So there you have know, MBA. It’s more expensive than it’s ever been. On the other hand, so are the rewards. When you look at the compensation people are getting, they are at record or near record levels and have been for a number of years. There’s been a nice big bump up in the last three to five years in MBA compensation for new jobs. And there’s probably more scholarship money out there than there’s ever been in the history of business education. Because it’s kind of surprising when you look at these numbers, because at many schools, and I will just tell you this, the MBA has become a lost leader. And it’s hard for people who look at these tuition rates and say, how is that even remotely possible? Well, it’s partly because of the discounting that’s going on. If you can afford to pay full, the schools are very happy to pay to collect your money. But if you can’t and you’re a highly desirable candidate, they’re going to try to do a deal with you. And what schools are doing is basically buying the best talent that they can through scholarship and discounting. And essentially they’re trying to get a higher ranking, which casts a shadow over all the other schools programs.
[00:24:12.780] – John
So when they do their specialty master’s programs, or if they’re in the undergraduate business arena, that’s where they’re bringing in the money, where the scholarships tend to be few and far between. That is also true of executive MBA programs where there’s very little scholarship money compared to full time residential programs. So don’t faint when you look at the article and you see these big numbers, you need to put them into some framework of context and I think that would help a lot.
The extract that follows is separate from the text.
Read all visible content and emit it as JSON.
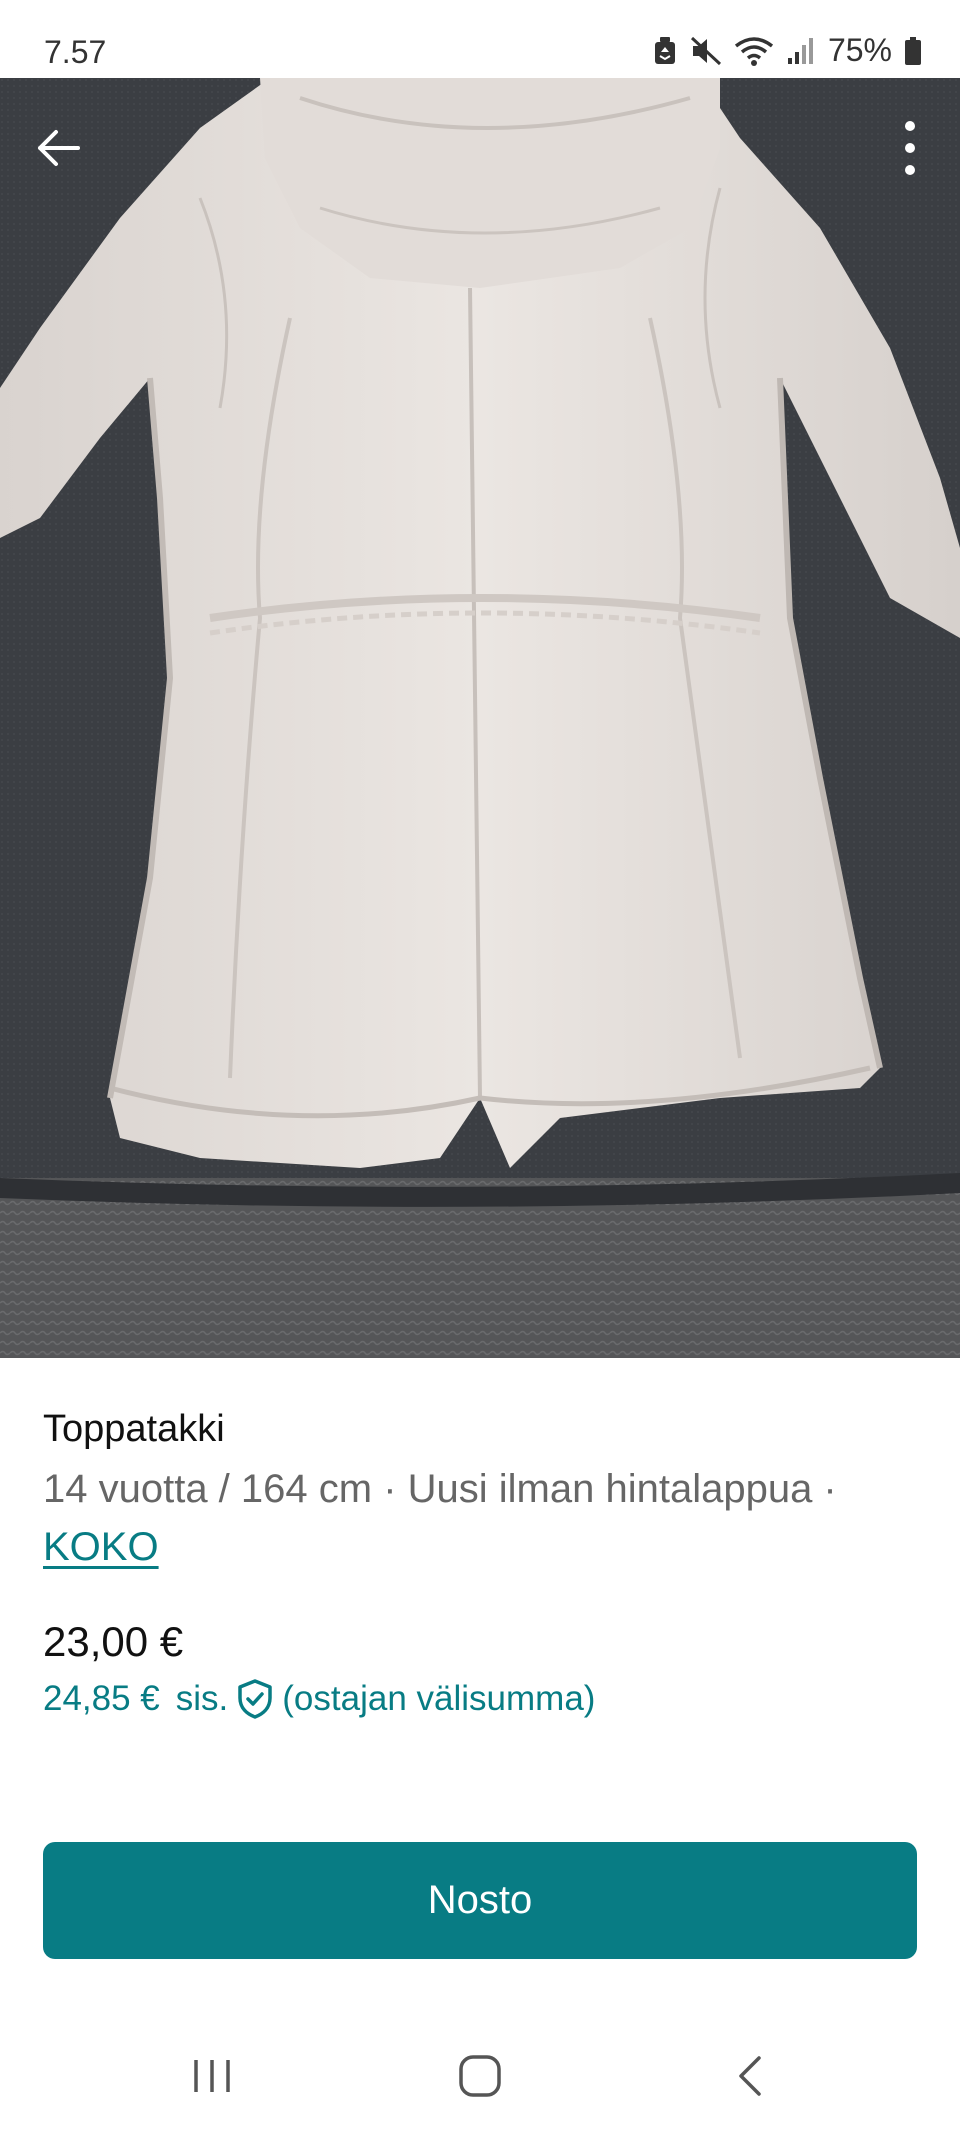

Maria and Caroline, thank you once again for your insights and thoughts. And for all of you out there, good luck paying those bills. This is John Byrne with Poets and Quants. It’s.